■ THE DATA
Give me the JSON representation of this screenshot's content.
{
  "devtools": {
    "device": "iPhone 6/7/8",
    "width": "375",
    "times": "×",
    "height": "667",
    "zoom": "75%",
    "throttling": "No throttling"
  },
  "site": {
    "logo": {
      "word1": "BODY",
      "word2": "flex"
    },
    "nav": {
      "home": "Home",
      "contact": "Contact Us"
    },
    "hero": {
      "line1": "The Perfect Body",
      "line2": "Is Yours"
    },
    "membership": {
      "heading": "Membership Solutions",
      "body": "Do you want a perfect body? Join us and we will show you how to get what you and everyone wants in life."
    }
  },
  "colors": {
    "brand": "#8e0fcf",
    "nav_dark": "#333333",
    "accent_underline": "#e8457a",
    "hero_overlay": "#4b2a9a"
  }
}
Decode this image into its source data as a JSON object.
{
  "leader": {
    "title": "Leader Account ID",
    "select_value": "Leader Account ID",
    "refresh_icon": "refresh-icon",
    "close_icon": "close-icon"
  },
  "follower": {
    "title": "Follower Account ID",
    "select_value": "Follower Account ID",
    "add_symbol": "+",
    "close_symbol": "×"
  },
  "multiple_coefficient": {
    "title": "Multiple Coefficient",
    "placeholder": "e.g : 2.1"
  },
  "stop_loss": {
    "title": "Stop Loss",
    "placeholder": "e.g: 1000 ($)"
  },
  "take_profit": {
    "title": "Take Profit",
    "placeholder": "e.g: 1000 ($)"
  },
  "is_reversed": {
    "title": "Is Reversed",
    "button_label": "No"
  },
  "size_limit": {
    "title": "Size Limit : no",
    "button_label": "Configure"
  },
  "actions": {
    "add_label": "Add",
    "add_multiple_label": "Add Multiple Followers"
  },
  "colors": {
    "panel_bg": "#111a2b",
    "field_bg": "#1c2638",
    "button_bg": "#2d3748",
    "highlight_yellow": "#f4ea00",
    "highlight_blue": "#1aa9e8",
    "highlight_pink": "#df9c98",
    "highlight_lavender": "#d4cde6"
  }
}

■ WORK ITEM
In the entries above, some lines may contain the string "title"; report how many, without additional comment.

■ SOLUTION TO THE EXERCISE
7